(LISTED ENTRIES)
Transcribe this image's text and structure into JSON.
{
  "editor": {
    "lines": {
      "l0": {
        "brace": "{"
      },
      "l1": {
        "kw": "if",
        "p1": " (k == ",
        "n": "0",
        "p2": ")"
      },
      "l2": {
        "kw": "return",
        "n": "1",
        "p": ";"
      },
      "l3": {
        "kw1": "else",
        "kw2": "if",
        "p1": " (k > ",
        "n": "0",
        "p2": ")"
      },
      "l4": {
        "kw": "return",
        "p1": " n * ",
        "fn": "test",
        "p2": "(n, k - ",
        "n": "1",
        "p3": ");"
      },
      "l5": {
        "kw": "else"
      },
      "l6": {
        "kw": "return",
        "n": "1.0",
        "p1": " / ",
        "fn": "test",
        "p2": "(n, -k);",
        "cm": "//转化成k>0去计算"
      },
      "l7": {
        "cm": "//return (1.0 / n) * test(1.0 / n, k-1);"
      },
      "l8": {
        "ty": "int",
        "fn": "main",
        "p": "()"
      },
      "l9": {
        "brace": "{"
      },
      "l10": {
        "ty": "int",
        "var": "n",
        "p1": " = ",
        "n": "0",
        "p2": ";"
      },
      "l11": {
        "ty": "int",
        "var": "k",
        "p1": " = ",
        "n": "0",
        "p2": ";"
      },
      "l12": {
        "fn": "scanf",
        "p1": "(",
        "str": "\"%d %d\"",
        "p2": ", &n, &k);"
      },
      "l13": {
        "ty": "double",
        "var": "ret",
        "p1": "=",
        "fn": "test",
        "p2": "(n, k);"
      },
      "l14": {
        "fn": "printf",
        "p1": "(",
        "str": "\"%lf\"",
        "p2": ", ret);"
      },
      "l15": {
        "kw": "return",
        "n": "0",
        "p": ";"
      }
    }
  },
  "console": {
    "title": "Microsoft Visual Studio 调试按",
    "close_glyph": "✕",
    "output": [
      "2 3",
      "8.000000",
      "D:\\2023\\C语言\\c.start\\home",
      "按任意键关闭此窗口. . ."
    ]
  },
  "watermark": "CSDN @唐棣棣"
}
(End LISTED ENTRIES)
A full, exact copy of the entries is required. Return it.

__RESPONSE AREA__:
Transcribe this image's text and structure into JSON.
{
  "editor": {
    "lines": {
      "l0": {
        "brace": "{"
      },
      "l1": {
        "kw": "if",
        "p1": " (k == ",
        "n": "0",
        "p2": ")"
      },
      "l2": {
        "kw": "return",
        "n": "1",
        "p": ";"
      },
      "l3": {
        "kw1": "else",
        "kw2": "if",
        "p1": " (k > ",
        "n": "0",
        "p2": ")"
      },
      "l4": {
        "kw": "return",
        "p1": " n * ",
        "fn": "test",
        "p2": "(n, k - ",
        "n": "1",
        "p3": ");"
      },
      "l5": {
        "kw": "else"
      },
      "l6": {
        "kw": "return",
        "n": "1.0",
        "p1": " / ",
        "fn": "test",
        "p2": "(n, -k);",
        "cm": "//转化成k>0去计算"
      },
      "l7": {
        "cm": "//return (1.0 / n) * test(1.0 / n, k-1);"
      },
      "l8": {
        "ty": "int",
        "fn": "main",
        "p": "()"
      },
      "l9": {
        "brace": "{"
      },
      "l10": {
        "ty": "int",
        "var": "n",
        "p1": " = ",
        "n": "0",
        "p2": ";"
      },
      "l11": {
        "ty": "int",
        "var": "k",
        "p1": " = ",
        "n": "0",
        "p2": ";"
      },
      "l12": {
        "fn": "scanf",
        "p1": "(",
        "str": "\"%d %d\"",
        "p2": ", &n, &k);"
      },
      "l13": {
        "ty": "double",
        "var": "ret",
        "p1": "=",
        "fn": "test",
        "p2": "(n, k);"
      },
      "l14": {
        "fn": "printf",
        "p1": "(",
        "str": "\"%lf\"",
        "p2": ", ret);"
      },
      "l15": {
        "kw": "return",
        "n": "0",
        "p": ";"
      }
    }
  },
  "console": {
    "title": "Microsoft Visual Studio 调试按",
    "close_glyph": "✕",
    "output": [
      "2 3",
      "8.000000",
      "D:\\2023\\C语言\\c.start\\home",
      "按任意键关闭此窗口. . ."
    ]
  },
  "watermark": "CSDN @唐棣棣"
}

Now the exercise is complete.